Provinces_of_Tuscany_map
Provinces of Tuscany (Credit: Norman Einstein)

This Vermentino is a complex wine.  The nose has some smoky reduction followed by ripe grapefruit, peach and a hint of mango.  It’s the sort of nose that unrolls as a story for your olfactory senses.  Those smoke and fruit notes follow through to the palate where they are joined by fresher fruit – quince and lemon – and a mineral core.  The finish is a little coy, but very long and fresh.

With average alcohol (12.5%) and both fruit and clean aspects to it, this is a delicious and versatile wine that would be great with a wide range of foods or simply as an alternative to Chablis style wines.

PS: the title Pentagons and Pyramids refers to the shape of Vermentino’s leaves and grape bunches, respectively.

Single Bottle Review

Classic and Classy: Fritz Haag Riesling

My love for Alsace wines – especially its Rieslings – is without parallel, yet even I am forced to concede: Other Rieslings Are Available!  Given the grape’s Germanic origins and it’s position as the most widely planted grape there (23% of vineyard area as of 2015) it is only fair to look to Germany.  Of all Germany’s 13 wine regions, for me the most synonymous with quality Riesling is the Mosel.

The Mosel wine region had SaarRuwer appended to its name until 1st August 2007, and those two names still account for two of the six Mosel Districts (Bereiche).   Also, adjacent to Luxembourg, the Obermosel and Moseltor Districts are home to modest wines – still and sparkling – made from Elbing and other “lesser” grapes.  The final two Mosel Districts are the most important.  The Berg Cochem District is also known as the Terraced Mosel (Terrassenmosel) as many of its slopes are incredibly steep and are terraced so that they can be worked.  The final District is Bernkastel which includes the famous sundial vineyards.

The Haag family have run their estate in Brauneberg, Bernkastel District,  since 1605.  I have previously reviewed their Brauneberger Juffer Grosses Gewächs Riesling and Brauneberger Juffer Riesling Auslese Goldkapsel.  Now I turn to their “entry level” dry Riesling.

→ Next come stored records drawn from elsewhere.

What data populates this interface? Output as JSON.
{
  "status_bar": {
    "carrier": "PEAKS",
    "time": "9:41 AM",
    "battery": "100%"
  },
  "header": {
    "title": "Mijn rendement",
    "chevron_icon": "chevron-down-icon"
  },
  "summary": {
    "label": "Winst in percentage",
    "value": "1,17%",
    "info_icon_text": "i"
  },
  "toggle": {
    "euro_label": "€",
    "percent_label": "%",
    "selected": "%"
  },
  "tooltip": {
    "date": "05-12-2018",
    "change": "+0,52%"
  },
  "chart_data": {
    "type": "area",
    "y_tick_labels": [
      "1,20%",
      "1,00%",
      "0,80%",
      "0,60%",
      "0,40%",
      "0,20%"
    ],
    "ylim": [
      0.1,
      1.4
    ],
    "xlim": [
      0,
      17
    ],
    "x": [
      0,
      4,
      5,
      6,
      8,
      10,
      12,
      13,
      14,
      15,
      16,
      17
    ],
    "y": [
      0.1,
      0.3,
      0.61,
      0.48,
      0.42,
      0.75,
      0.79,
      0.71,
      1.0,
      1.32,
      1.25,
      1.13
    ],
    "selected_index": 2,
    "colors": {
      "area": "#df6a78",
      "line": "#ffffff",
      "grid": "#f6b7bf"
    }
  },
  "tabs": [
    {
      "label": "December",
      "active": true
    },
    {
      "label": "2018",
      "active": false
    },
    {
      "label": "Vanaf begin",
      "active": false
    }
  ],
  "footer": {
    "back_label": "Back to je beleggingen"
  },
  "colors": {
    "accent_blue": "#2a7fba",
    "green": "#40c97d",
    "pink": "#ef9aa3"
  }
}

Disclosure: bottle was kindly given as a sample, opinions remain my own

Fritz Haag Mosel Riesling Trocken 2018

fritz-haag-riesling-trocken

Weingut Fritz Haag hand pick their Riesling grapes for this wine from their slate-soil vineyards around their home base of Brauneberg.  Fermentation takes place in both large wooden vats (for a touch of roundness) and stainless-steel tanks (for freshness).  As many who are fluent in wine know “Trocken” means dry in German, so the fermentation is not stopped early to make the wine sweet (although Fritz Haag does make some brilliant sweet wines).

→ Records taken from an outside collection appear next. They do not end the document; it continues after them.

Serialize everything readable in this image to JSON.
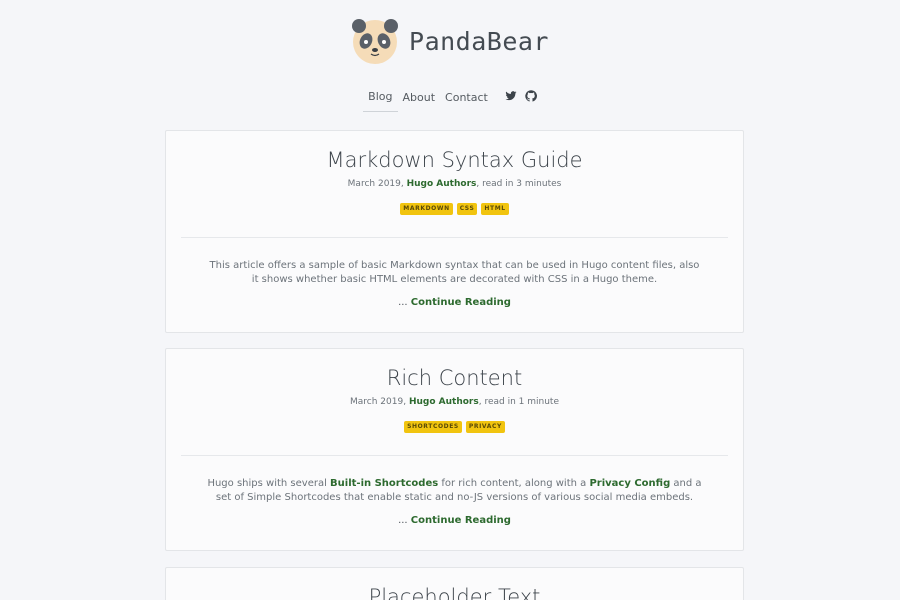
{
  "site": {
    "title": "PandaBear"
  },
  "nav": {
    "links": [
      {
        "label": "Blog"
      },
      {
        "label": "About"
      },
      {
        "label": "Contact"
      }
    ],
    "icons": [
      "twitter-icon",
      "github-icon"
    ]
  },
  "posts": [
    {
      "title": "Markdown Syntax Guide",
      "date": "March 2019",
      "author": "Hugo Authors",
      "reading_time": "read in 3 minutes",
      "tags": [
        "MARKDOWN",
        "CSS",
        "HTML"
      ],
      "summary": "This article offers a sample of basic Markdown syntax that can be used in Hugo content files, also it shows whether basic HTML elements are decorated with CSS in a Hugo theme.",
      "read_more_prefix": "...",
      "read_more_label": "Continue Reading"
    },
    {
      "title": "Rich Content",
      "date": "March 2019",
      "author": "Hugo Authors",
      "reading_time": "read in 1 minute",
      "tags": [
        "SHORTCODES",
        "PRIVACY"
      ],
      "summary_parts": {
        "a": "Hugo ships with several ",
        "link1": "Built-in Shortcodes",
        "b": " for rich content, along with a ",
        "link2": "Privacy Config",
        "c": " and a set of Simple Shortcodes that enable static and no-JS versions of various social media embeds."
      },
      "read_more_prefix": "...",
      "read_more_label": "Continue Reading"
    },
    {
      "title": "Placeholder Text"
    }
  ],
  "colors": {
    "background": "#f5f6f9",
    "link": "#2d6a2f",
    "tag": "#f1c40f"
  }
}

This estate Riesling pours a light lemon in the glass.  The nose is full of citrus with lifted mineral tones – and unmistakable Riesling character.

The measured residual sugar is 7.5 g/L which would be creeping into off-dry territory for some grapes, but set against this Riesling’s acidity it merely tames the zing a little and brings out the fruitiness of the wine.

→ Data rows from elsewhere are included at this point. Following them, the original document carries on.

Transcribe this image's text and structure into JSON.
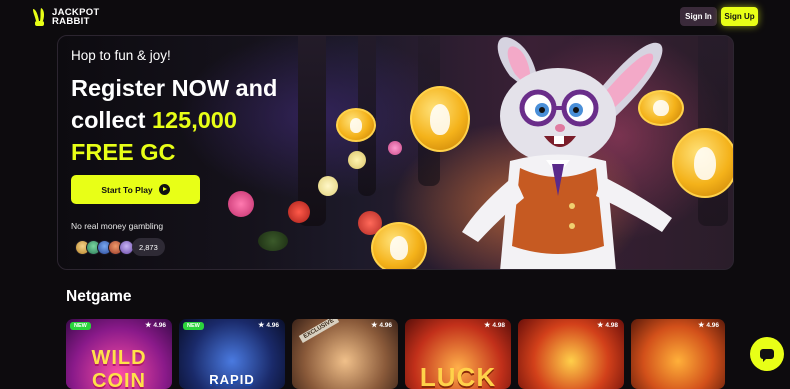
{
  "header": {
    "logo_line1": "JACKPOT",
    "logo_line2": "RABBIT",
    "signin_label": "Sign In",
    "signup_label": "Sign Up"
  },
  "hero": {
    "subtitle": "Hop to fun & joy!",
    "title_line1": "Register NOW and",
    "title_line2_prefix": "collect ",
    "title_line2_highlight": "125,000",
    "title_line3": "FREE GC",
    "cta_label": "Start To Play",
    "disclaimer": "No real money gambling",
    "players_count": "2,873"
  },
  "section": {
    "title": "Netgame"
  },
  "games": [
    {
      "rating": "4.96",
      "is_new": true,
      "title": "WILD COIN"
    },
    {
      "rating": "4.96",
      "is_new": true,
      "title": "RAPID"
    },
    {
      "rating": "4.96",
      "is_new": false,
      "title": "EXCLUSIVE"
    },
    {
      "rating": "4.98",
      "is_new": false,
      "title": "LUCK"
    },
    {
      "rating": "4.98",
      "is_new": false,
      "title": ""
    },
    {
      "rating": "4.96",
      "is_new": false,
      "title": ""
    }
  ],
  "new_badge_label": "NEW",
  "colors": {
    "accent": "#e8ff17",
    "background": "#0d0b0e",
    "new_badge": "#2bd43c"
  }
}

On the palate we find fleshy lime, grapefruit and peach combined – you don’t taste them individually but there’s a new super-fruit that combines all their characteristics!  Light and lithe, a wine that dances on your tongue before disappearing down your throat.  Once in your stomach it sends a direct signal to your brain for another taste!  The finish is dry as you’d expect from a Trocken wine, but the fruit sweetness in the mid-palate banishes any thoughts of this being too dry.

The TL;DR review: tastes of deliciousness!

  • ABV: 12.0%
  • RS: 7.5 g/L
  • RRP: €23
  • Stockists: Blackrock Cellar; Clontarf wines; F.X. Buckley Victualler & Grocer; Jus de Vine; McHugh’s Off-Licences, Kilbarrack Rd & Malahide Rd; Nectar Wines; The Vintry; The Wine Pair; Sweeney’s D3; Avoca Ballsbridge; The Corkscrew; Deveney’s Dundrum; D-SIX Off Licence; Drink Store Stoneybatter; Grapevine, Dalkey; La Touche, Greystones; Lotts & Co.; Martins Off Licence; Terroirs, Donnybrook